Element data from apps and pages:
━━━━━━━━━━━━━━━━━━━━
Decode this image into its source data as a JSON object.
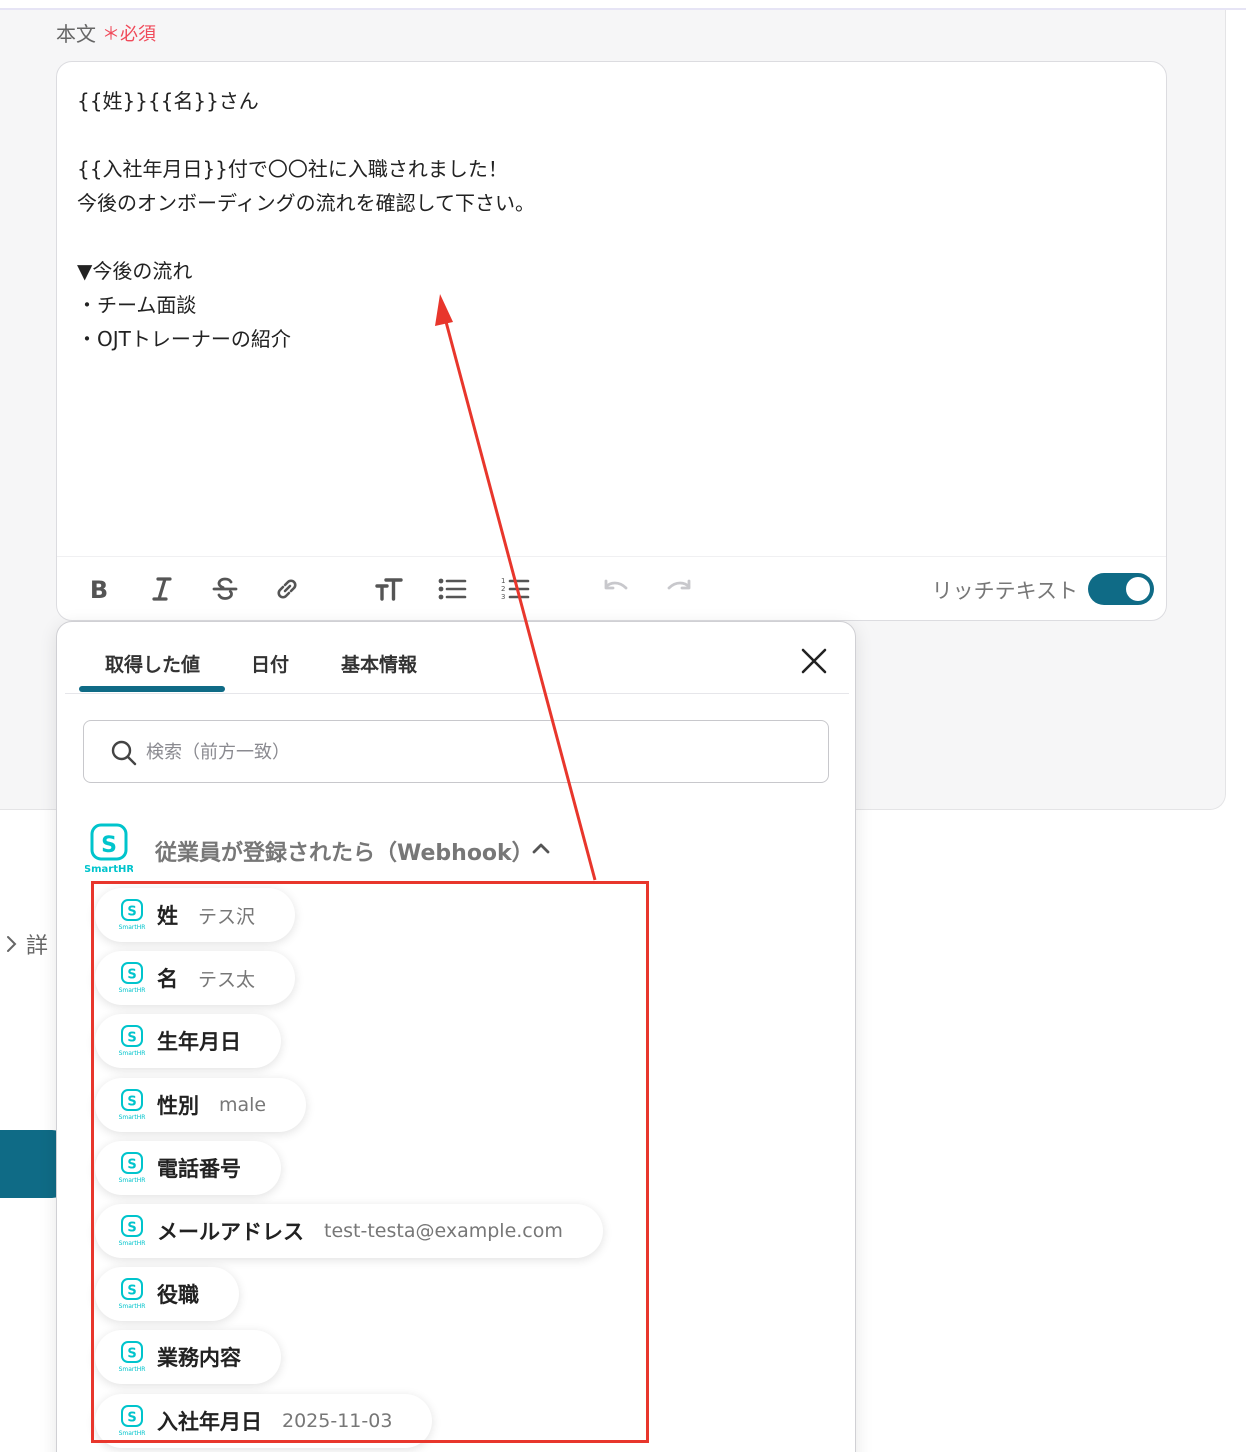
{
  "field": {
    "label": "本文",
    "required": "必須"
  },
  "editor": {
    "lines": [
      "{{姓}}{{名}}さん",
      "",
      "{{入社年月日}}付で〇〇社に入職されました！",
      "今後のオンボーディングの流れを確認して下さい。",
      "",
      "▼今後の流れ",
      "・チーム面談",
      "・OJTトレーナーの紹介"
    ],
    "rich_text_label": "リッチテキスト",
    "rich_text_on": true
  },
  "details_label": "詳",
  "popup": {
    "tabs": [
      {
        "label": "取得した値",
        "active": true
      },
      {
        "label": "日付",
        "active": false
      },
      {
        "label": "基本情報",
        "active": false
      }
    ],
    "search_placeholder": "検索（前方一致）",
    "group": {
      "app": "SmartHR",
      "title": "従業員が登録されたら（Webhook）",
      "items": [
        {
          "key": "姓",
          "value": "テス沢"
        },
        {
          "key": "名",
          "value": "テス太"
        },
        {
          "key": "生年月日",
          "value": ""
        },
        {
          "key": "性別",
          "value": "male"
        },
        {
          "key": "電話番号",
          "value": ""
        },
        {
          "key": "メールアドレス",
          "value": "test-testa@example.com"
        },
        {
          "key": "役職",
          "value": ""
        },
        {
          "key": "業務内容",
          "value": ""
        },
        {
          "key": "入社年月日",
          "value": "2025-11-03"
        }
      ]
    }
  },
  "colors": {
    "accent": "#0f6b86",
    "required": "#f04a5a",
    "annotation": "#e8362c",
    "smarthr": "#00c4cc"
  }
}
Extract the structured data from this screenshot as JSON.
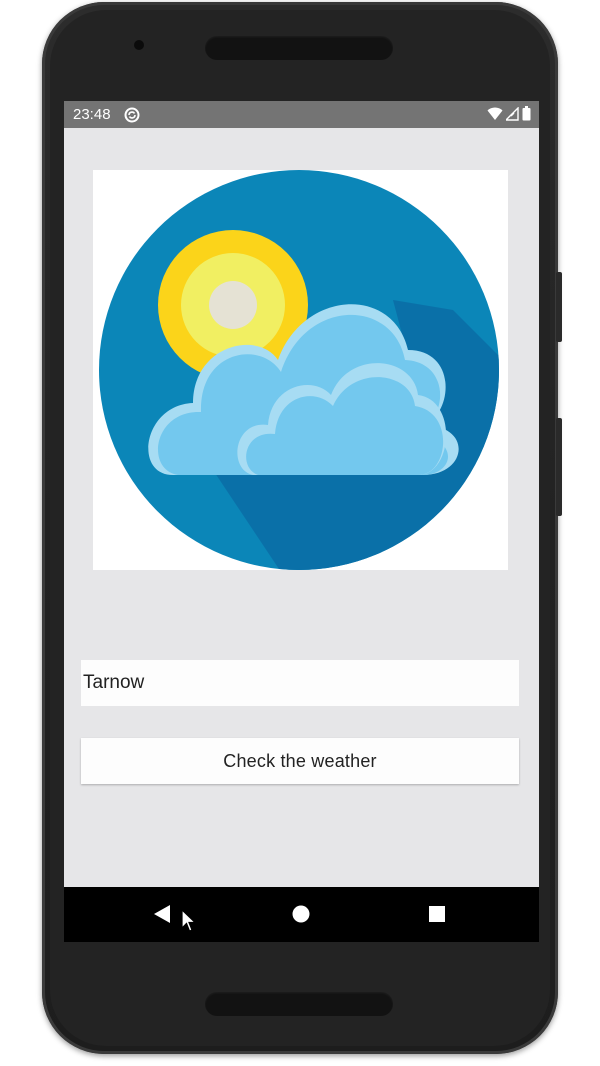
{
  "status_bar": {
    "time": "23:48",
    "icons": [
      "notification-sync-icon",
      "wifi-icon",
      "signal-icon",
      "battery-icon"
    ]
  },
  "app": {
    "image": {
      "icon": "weather-cloud-sun-icon",
      "colors": {
        "circle": "#0b86b8",
        "shadow": "#0a70a8",
        "sun_outer": "#fbd41a",
        "sun_inner": "#f1ef62",
        "sun_core": "#e5e2d4",
        "cloud": "#73c8ee",
        "cloud_highlight": "#a7dcf3"
      }
    },
    "city_input": {
      "value": "Tarnow"
    },
    "check_button": {
      "label": "Check the weather"
    }
  },
  "nav_bar": {
    "buttons": [
      "back-icon",
      "home-icon",
      "recents-icon"
    ]
  }
}
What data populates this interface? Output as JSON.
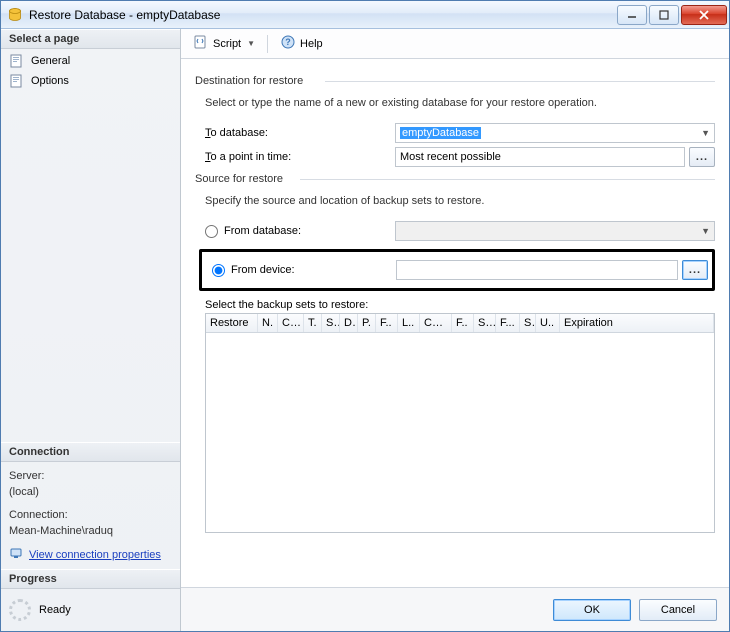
{
  "window": {
    "title": "Restore Database - emptyDatabase"
  },
  "sidebar": {
    "select_page_header": "Select a page",
    "pages": [
      {
        "label": "General"
      },
      {
        "label": "Options"
      }
    ],
    "connection_header": "Connection",
    "server_label": "Server:",
    "server_value": "(local)",
    "connection_label": "Connection:",
    "connection_value": "Mean-Machine\\raduq",
    "view_properties_link": "View connection properties",
    "progress_header": "Progress",
    "progress_status": "Ready"
  },
  "toolbar": {
    "script_label": "Script",
    "help_label": "Help"
  },
  "main": {
    "dest_header": "Destination for restore",
    "dest_help": "Select or type the name of a new or existing database for your restore operation.",
    "to_database_label_prefix": "T",
    "to_database_label_rest": "o database:",
    "to_database_value": "emptyDatabase",
    "to_point_label_prefix": "T",
    "to_point_label_rest": "o a point in time:",
    "to_point_value": "Most recent possible",
    "source_header": "Source for restore",
    "source_help": "Specify the source and location of backup sets to restore.",
    "from_database_label": "From database:",
    "from_database_value": "",
    "from_device_label": "From device:",
    "from_device_value": "",
    "backup_sets_label": "Select the backup sets to restore:",
    "table_columns": [
      "Restore",
      "N.",
      "C...",
      "T.",
      "S.",
      "D.",
      "P.",
      "F..",
      "L..",
      "Ch...",
      "F..",
      "S..",
      "F...",
      "S",
      "U..",
      "Expiration"
    ]
  },
  "footer": {
    "ok_label": "OK",
    "cancel_label": "Cancel"
  }
}
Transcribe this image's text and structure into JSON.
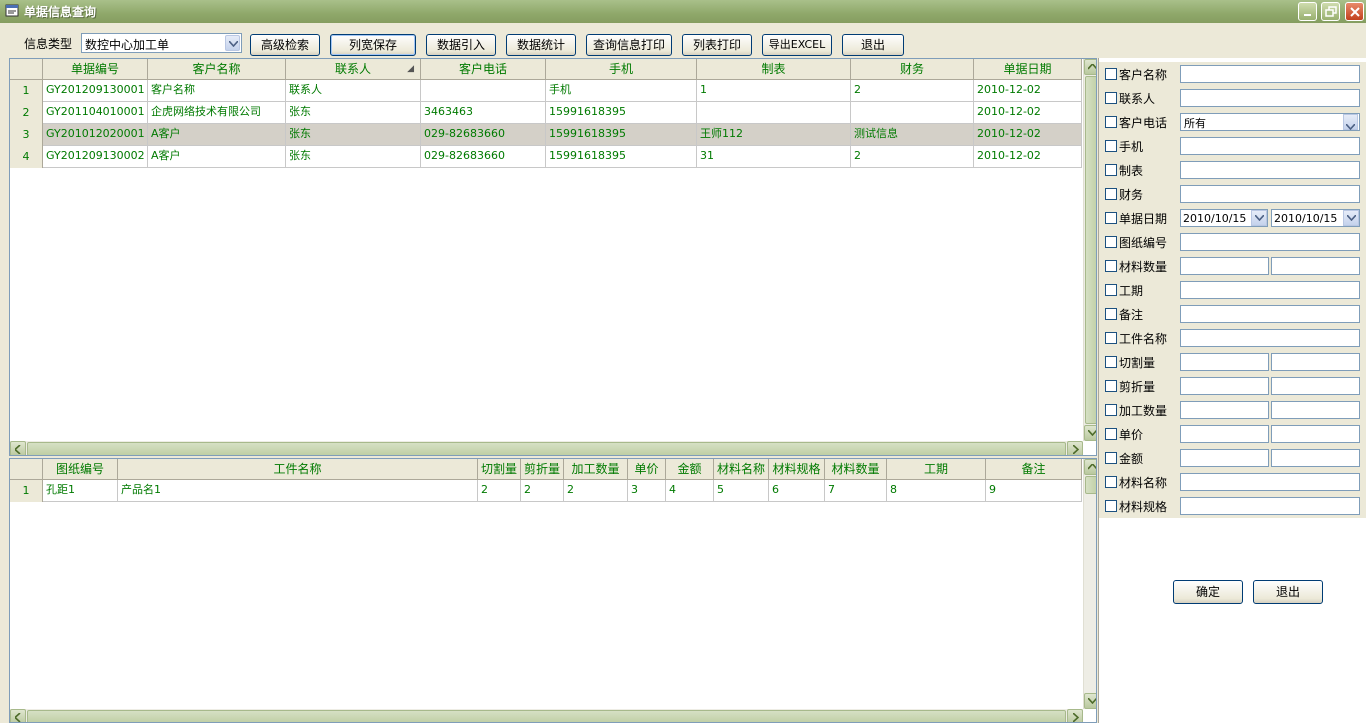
{
  "window": {
    "title": "单据信息查询"
  },
  "toolbar": {
    "type_label": "信息类型",
    "type_value": "数控中心加工单",
    "buttons": [
      "高级检索",
      "列宽保存",
      "数据引入",
      "数据统计",
      "查询信息打印",
      "列表打印",
      "导出EXCEL",
      "退出"
    ]
  },
  "top_grid": {
    "columns": [
      "单据编号",
      "客户名称",
      "联系人",
      "客户电话",
      "手机",
      "制表",
      "财务",
      "单据日期"
    ],
    "rows": [
      {
        "n": "1",
        "cells": [
          "GY201209130001",
          "客户名称",
          "联系人",
          "",
          "手机",
          "1",
          "2",
          "2010-12-02"
        ]
      },
      {
        "n": "2",
        "cells": [
          "GY201104010001",
          "企虎网络技术有限公司",
          "张东",
          "3463463",
          "15991618395",
          "",
          "",
          "2010-12-02"
        ]
      },
      {
        "n": "3",
        "cells": [
          "GY201012020001",
          "A客户",
          "张东",
          "029-82683660",
          "15991618395",
          "王师112",
          "测试信息",
          "2010-12-02"
        ]
      },
      {
        "n": "4",
        "cells": [
          "GY201209130002",
          "A客户",
          "张东",
          "029-82683660",
          "15991618395",
          "31",
          "2",
          "2010-12-02"
        ]
      }
    ]
  },
  "bottom_grid": {
    "columns": [
      "图纸编号",
      "工件名称",
      "切割量",
      "剪折量",
      "加工数量",
      "单价",
      "金额",
      "材料名称",
      "材料规格",
      "材料数量",
      "工期",
      "备注"
    ],
    "rows": [
      {
        "n": "1",
        "cells": [
          "孔距1",
          "产品名1",
          "2",
          "2",
          "2",
          "3",
          "4",
          "5",
          "6",
          "7",
          "8",
          "9"
        ]
      }
    ]
  },
  "filter_panel": {
    "fields": [
      {
        "label": "客户名称"
      },
      {
        "label": "联系人"
      },
      {
        "label": "客户电话",
        "select": "所有"
      },
      {
        "label": "手机"
      },
      {
        "label": "制表"
      },
      {
        "label": "财务"
      },
      {
        "label": "单据日期",
        "from": "2010/10/15",
        "to": "2010/10/15"
      },
      {
        "label": "图纸编号"
      },
      {
        "label": "材料数量"
      },
      {
        "label": "工期"
      },
      {
        "label": "备注"
      },
      {
        "label": "工件名称"
      },
      {
        "label": "切割量"
      },
      {
        "label": "剪折量"
      },
      {
        "label": "加工数量"
      },
      {
        "label": "单价"
      },
      {
        "label": "金额"
      },
      {
        "label": "材料名称"
      },
      {
        "label": "材料规格"
      }
    ],
    "ok_label": "确定",
    "exit_label": "退出"
  }
}
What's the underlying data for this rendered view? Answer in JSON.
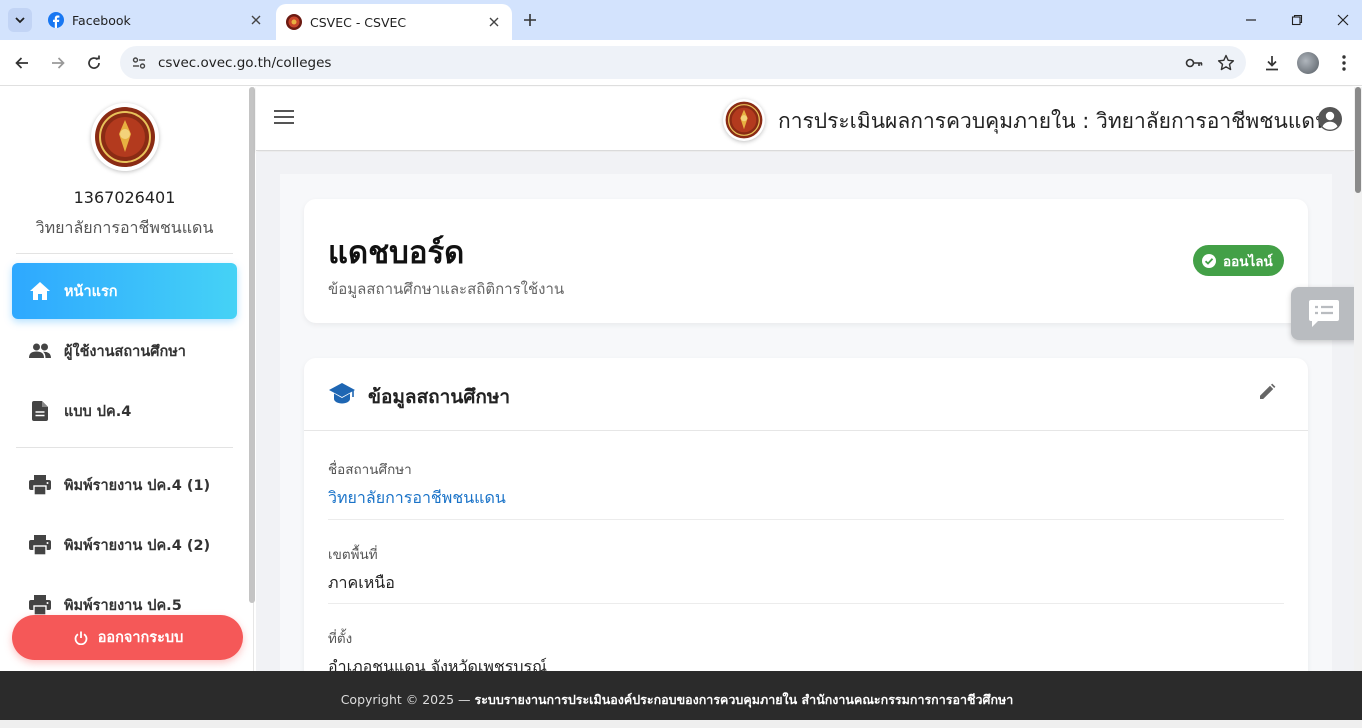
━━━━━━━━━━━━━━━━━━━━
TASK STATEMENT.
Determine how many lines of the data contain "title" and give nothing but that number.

REPLY TO THE EXERCISE.
3